Windrunner Savant (paraphrased)

I asked for a random fact about Hoid.

Brandon Sanderson (paraphrased)

He was hesitant at first, and after a bit, and me begging for even something inconsequential, he responded: "In the next book people will think he is helping them, but he is really helping himself."

Windrunner Savant (paraphrased)

I pushed by what he meant by "next book".

Brandon Sanderson (paraphrased)

He refused to answer.

Firefight Chicago signing ()
#523 Copy

Questioner

In, I believe it was, Well of Ascension, when Hoid-- Vin was going to talk to Hoid and get information but she sensed something.

Brandon Sanderson

Yes, she did.

Questioner

Can you reveal anything about that.

Brandon Sanderson

Nope!

Questioner

Okay.

Brandon Sanderson

But you can have a RAFO card... Do you have a theory?

Questioner

No, I don't.

Kurkistan

Spidey-sense.

Brandon Sanderson

The clues are all there.
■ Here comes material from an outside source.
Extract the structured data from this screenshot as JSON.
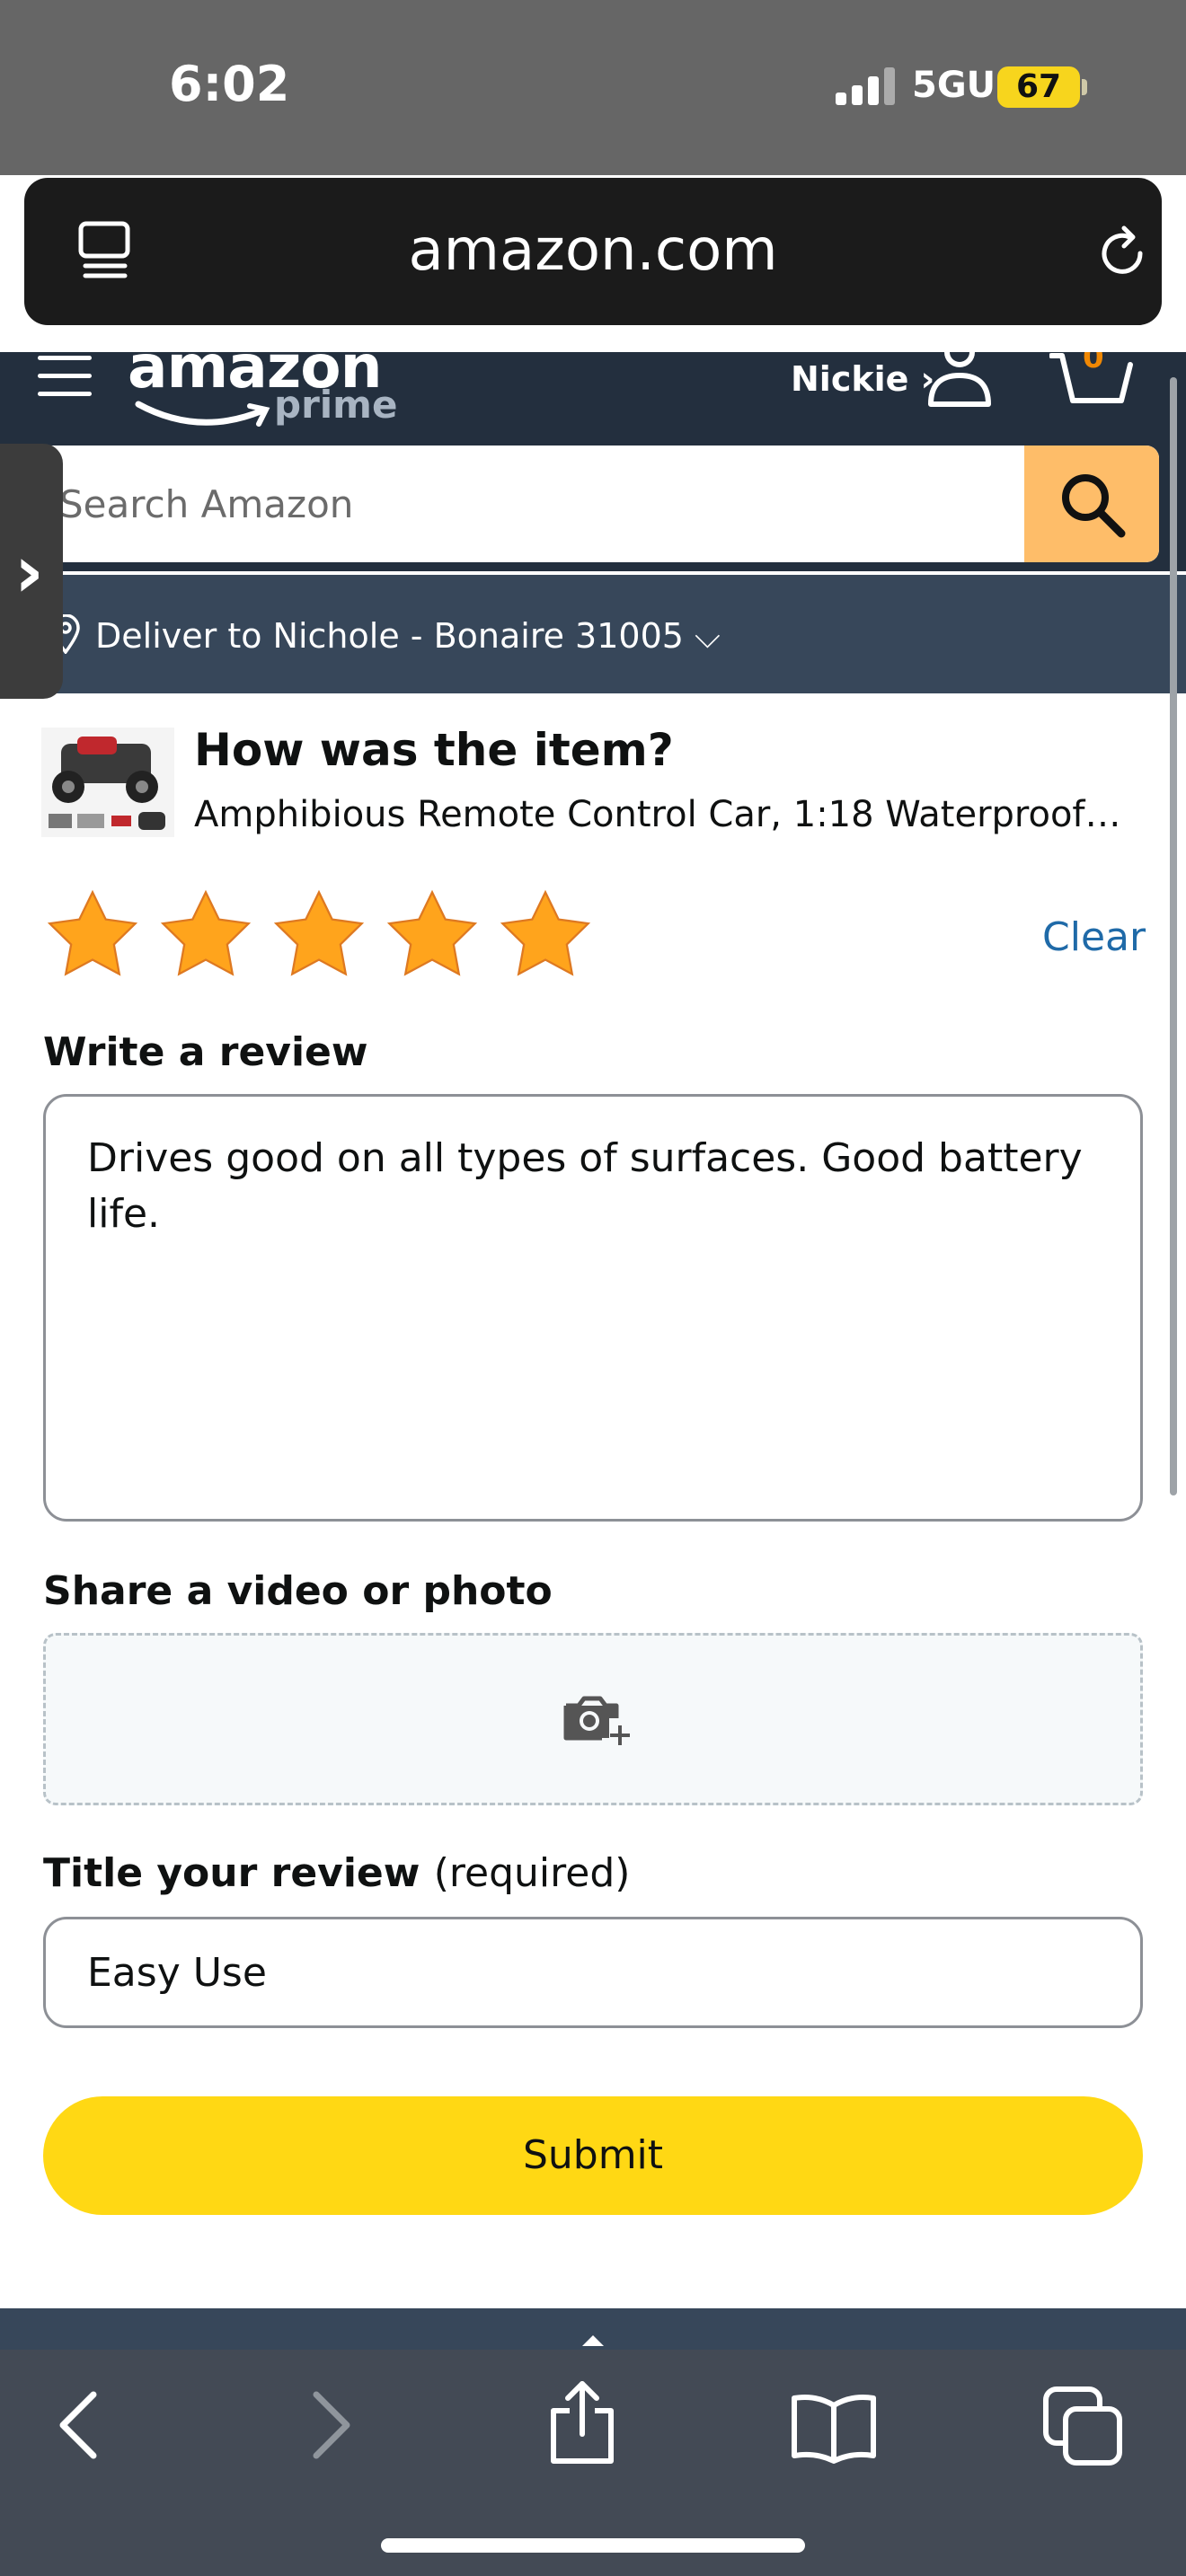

They're very obscure.

Argent/Kurkistan

*theorize*

Brandon Sanderson

*mock-annoyed* Stop theorizing! I shouldn't have said anything.

Skyward Pre-Release AMA ()
#524 Copy

mraize7

Can [Kelsier] and [Hoid] be friends or companions or allies?

Brandon Sanderson

Well, anything CAN happen--but for now, I'll let their interaction on screen speak for itself.

But feel free to imagine anything you would like, for yourself. It will be a while before I can get back to this particular interaction.

Skyward release party ()
#527 Copy

Questioner

After Stormlight, Wit was far and away my favorite characters. One of my friends came to me and heard I really liked Wit, and he's like, "Oh yeah. His name is Hoid, he's a worldhopper, he's in a ton of cosmere books. So I went and read a bunch of the other cosmere related books. Why's he so different? Like, in Mistborn, he shows up as a beggar/informant for half a page?

Brandon Sanderson

So there's a couple reasons for this. One is, there are certain books where he is a character and other books where I'm just writing him as a cameo. Most of the books I'm just doing a cameo for him. Stormlight's where you see the most of him until he gets his own book.

The other reason was, at the beginning, I wasn't sure how much people would be interested in behind-the-scenes stuff, and so I was very sparing with it in the early books. You won't see a lot of him until Warbreaker, and even then he's only in a chapter. Even in Wax and Wayne books, you only see glimpses of him. There will be other books he'll be a bigger part in, but if you like Wit, Stormlight's your jam.

White Sand vol.1 release party ()
#528 Copy

Questioner

Has Hoid ever submitted a painting to the Court of Gods?

Brandon Sanderson

Hoid has... potentially submitted a painting. *group laughs* That's something he would do. But I have to say that as, "Brandon says that's something he would do. And 'sure.'" But that's not out of the notes or anything.